══ Supplied records ══
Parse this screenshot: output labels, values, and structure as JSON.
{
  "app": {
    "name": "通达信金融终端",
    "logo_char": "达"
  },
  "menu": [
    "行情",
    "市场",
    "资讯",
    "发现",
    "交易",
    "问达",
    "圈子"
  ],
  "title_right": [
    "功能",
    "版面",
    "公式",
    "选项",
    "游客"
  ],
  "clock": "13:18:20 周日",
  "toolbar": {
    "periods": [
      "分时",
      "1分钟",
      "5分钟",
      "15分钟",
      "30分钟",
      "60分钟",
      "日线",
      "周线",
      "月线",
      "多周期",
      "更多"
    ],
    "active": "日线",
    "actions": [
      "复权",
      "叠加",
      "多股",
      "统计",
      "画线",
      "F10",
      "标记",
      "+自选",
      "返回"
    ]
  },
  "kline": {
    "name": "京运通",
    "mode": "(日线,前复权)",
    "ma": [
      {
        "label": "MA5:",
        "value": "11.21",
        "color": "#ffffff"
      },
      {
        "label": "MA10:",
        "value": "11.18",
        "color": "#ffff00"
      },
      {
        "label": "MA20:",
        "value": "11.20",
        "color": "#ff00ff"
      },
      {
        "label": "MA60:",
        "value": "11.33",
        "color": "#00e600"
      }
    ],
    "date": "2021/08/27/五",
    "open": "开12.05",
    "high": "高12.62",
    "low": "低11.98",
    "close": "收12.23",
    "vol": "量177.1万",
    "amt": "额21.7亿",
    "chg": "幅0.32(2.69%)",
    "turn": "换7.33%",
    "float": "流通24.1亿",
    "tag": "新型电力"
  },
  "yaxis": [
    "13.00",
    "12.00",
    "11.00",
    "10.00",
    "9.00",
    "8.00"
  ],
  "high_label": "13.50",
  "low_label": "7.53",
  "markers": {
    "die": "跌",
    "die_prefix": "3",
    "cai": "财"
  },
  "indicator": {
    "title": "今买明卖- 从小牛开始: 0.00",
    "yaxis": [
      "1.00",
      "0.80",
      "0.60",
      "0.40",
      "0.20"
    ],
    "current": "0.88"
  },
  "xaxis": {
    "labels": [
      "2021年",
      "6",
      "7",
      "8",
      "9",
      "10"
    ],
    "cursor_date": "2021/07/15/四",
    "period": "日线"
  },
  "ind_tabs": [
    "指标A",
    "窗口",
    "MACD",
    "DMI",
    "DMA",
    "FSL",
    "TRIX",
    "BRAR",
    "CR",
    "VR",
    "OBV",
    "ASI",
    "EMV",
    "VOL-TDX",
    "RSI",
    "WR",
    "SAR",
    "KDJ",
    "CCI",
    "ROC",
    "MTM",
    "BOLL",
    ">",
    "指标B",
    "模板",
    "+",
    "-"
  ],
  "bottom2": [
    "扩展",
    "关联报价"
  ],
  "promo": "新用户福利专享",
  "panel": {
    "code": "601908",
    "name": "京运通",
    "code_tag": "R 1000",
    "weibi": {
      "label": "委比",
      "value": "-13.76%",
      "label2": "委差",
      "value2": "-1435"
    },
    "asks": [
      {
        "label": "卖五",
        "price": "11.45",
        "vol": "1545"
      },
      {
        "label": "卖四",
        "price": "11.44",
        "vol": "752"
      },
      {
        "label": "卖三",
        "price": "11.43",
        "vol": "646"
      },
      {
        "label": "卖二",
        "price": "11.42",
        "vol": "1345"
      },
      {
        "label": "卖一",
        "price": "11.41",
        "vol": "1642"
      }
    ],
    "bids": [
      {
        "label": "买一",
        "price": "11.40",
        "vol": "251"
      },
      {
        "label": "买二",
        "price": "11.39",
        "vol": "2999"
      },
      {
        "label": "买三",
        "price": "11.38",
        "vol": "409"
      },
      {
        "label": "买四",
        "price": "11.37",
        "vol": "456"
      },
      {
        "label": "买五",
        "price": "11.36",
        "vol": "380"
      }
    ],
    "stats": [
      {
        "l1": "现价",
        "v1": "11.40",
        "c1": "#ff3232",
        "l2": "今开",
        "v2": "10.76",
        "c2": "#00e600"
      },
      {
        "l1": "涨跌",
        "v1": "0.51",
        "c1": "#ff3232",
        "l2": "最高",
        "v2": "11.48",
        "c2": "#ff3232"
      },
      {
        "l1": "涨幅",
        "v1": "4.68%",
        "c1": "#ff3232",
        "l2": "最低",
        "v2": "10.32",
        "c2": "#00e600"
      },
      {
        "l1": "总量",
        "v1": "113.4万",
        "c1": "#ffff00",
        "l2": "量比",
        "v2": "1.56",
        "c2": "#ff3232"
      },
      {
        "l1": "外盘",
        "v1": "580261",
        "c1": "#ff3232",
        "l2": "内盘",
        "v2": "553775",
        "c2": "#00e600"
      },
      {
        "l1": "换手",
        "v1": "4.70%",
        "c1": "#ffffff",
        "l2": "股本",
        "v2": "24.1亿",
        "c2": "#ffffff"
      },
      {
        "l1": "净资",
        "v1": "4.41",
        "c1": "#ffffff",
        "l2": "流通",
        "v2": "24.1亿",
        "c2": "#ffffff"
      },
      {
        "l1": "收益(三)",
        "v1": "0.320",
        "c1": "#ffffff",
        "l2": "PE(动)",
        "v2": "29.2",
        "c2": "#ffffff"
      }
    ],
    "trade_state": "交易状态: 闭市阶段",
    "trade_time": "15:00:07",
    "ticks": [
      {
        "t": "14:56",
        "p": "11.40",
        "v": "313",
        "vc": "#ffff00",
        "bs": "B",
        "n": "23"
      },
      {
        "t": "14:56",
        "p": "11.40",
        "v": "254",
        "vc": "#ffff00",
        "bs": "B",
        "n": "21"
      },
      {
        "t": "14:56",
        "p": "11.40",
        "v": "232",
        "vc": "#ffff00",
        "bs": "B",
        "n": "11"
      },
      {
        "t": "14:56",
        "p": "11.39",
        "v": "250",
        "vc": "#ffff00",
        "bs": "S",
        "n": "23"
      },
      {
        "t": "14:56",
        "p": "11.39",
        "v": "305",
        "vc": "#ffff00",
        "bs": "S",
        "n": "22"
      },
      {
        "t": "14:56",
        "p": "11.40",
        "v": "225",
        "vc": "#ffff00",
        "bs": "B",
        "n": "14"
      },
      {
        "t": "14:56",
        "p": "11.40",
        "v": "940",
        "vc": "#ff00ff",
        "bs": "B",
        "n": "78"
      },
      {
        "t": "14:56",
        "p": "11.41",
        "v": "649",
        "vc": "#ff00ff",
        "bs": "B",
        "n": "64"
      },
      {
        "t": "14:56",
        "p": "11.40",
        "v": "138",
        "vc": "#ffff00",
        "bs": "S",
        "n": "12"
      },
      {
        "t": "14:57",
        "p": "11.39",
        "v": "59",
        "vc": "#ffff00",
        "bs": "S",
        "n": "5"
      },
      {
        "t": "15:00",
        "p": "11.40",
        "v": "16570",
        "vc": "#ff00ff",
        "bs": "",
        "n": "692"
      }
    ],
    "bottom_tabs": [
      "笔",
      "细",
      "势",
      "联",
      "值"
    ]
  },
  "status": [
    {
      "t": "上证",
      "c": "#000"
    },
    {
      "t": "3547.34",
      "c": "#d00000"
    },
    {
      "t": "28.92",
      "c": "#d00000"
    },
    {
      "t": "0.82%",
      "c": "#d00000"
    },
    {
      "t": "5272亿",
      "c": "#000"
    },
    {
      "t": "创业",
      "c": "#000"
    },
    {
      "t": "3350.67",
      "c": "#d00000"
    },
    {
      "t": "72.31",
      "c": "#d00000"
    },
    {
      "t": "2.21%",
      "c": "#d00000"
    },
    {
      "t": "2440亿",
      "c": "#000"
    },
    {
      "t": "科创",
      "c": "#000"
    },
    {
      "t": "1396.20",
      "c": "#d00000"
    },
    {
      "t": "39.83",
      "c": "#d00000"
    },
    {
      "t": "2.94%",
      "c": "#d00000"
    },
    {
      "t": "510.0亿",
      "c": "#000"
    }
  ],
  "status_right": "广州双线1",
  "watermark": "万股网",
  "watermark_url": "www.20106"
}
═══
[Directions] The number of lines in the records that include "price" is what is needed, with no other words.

[Expected answer] 10